CLES Chief Executive Neil McInroy (Local Government Chronicle) sees the ‘unprecedented interventionist response from the UK government’ as the ‘fledgling, bold, first steps toward a very different and better future. Devolved administrations in Wales, Scotland and Northern Ireland, the English city regions and local government must be bold, take risks and be creative like never before.’
‘After decades of increasing atomisation,’ writes Jack Shenker (Guardian), reflecting on ‘cities after coronavirus’, ‘…the sudden proliferation of mutual aid groups … has brought neighbours together across age groups and demographic divides. Social distancing has, ironically, drawn some of us closer than ever before … City residents are becoming aware of desires that they didn’t realise they had before, which is for more human contact, for links to people who are unlike themselves.’
Does coronavirus offer hope for the climate crisis?
The epidemic provides a chance to do good by the climate, says the Economist.

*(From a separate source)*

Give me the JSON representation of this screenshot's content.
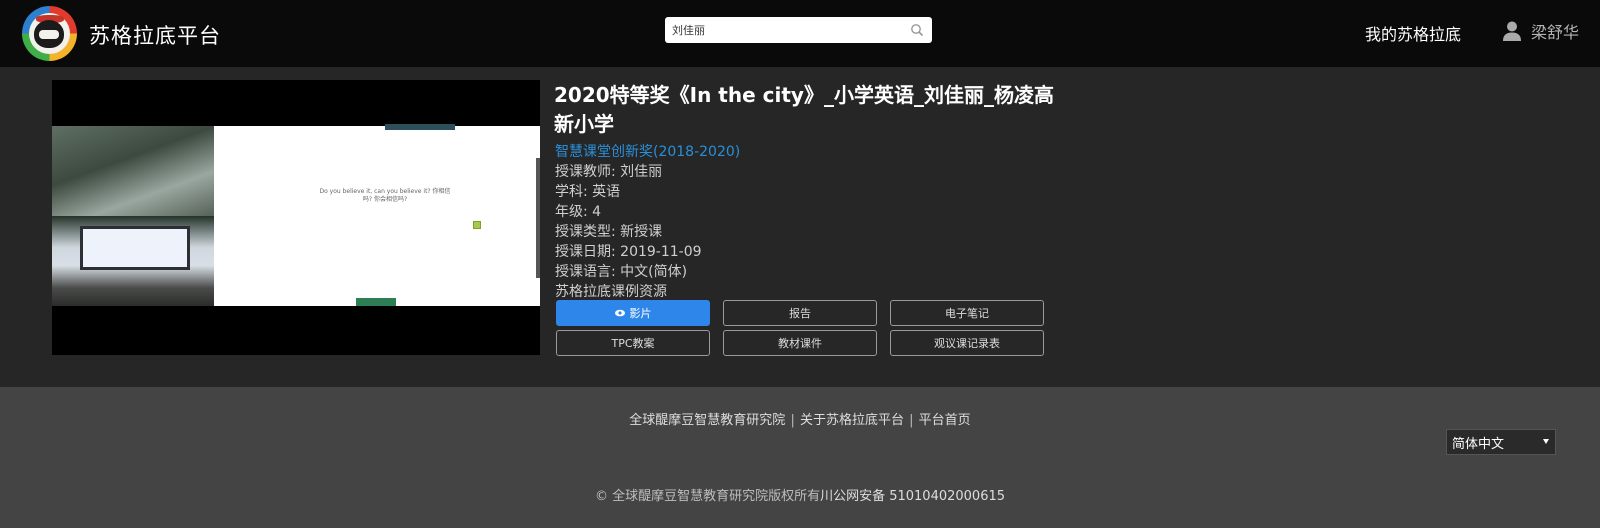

Whether this chance is taken will depend largely on ‘how governments choose to pull their economies out of the hole now being created, which is entirely a matter of politics’. While the easy way to boost countries’ economies would be for governments to throw money at ‘established big industries like energy, transport and construction’, they could instead encourage climate-friendly industries such as solar energy and car batteries; fund research into hydrogen-powered fuel cells; offer ‘cash prizes for ways of making steel and cement without releasing CO2’ and so on’.
‘Though this alone isn’t enough to stave off the climate crisis, the shift in behaviour precipitated by the coronavirus pandemic is, perhaps, a sign that we can all make huge personal sacrifices when faced with a global, existential threat,’ writes Chris Stokel-Walker (Esquire) – a point made by many others, including Andrew Norton in Climate Home News. ‘Acceptance of the need to make sacrifices and accept restraints for both the common good and personal wellbeing could help increase understanding of the huge shifts in regulation and behaviour that are needed to address the climate crisis,’ he writes.
With industry and travel essentially paused, researchers have already seen massive drops in the release of nitrogen dioxide, with parts of China showing pollution levels up to 30 per cent lower than normal. In northern Italy, nitrogen dioxide levels have fallen by as much as 40 per cent. Again, the question is whether these changes will persist when we return to ‘normal’.
But Jason Hickel, quoted in the Guardian, warns that changes are now happening in an unplanned, chaotic way which is hurting people’s lives. ‘What we need is a planned approach to reducing unnecessary industrial activity that has no connection to human welfare and that disproportionately benefits already wealthy people as opposed to ordinary people. There are much more equitable, just and carefully planned ways to approach this kind of problem.’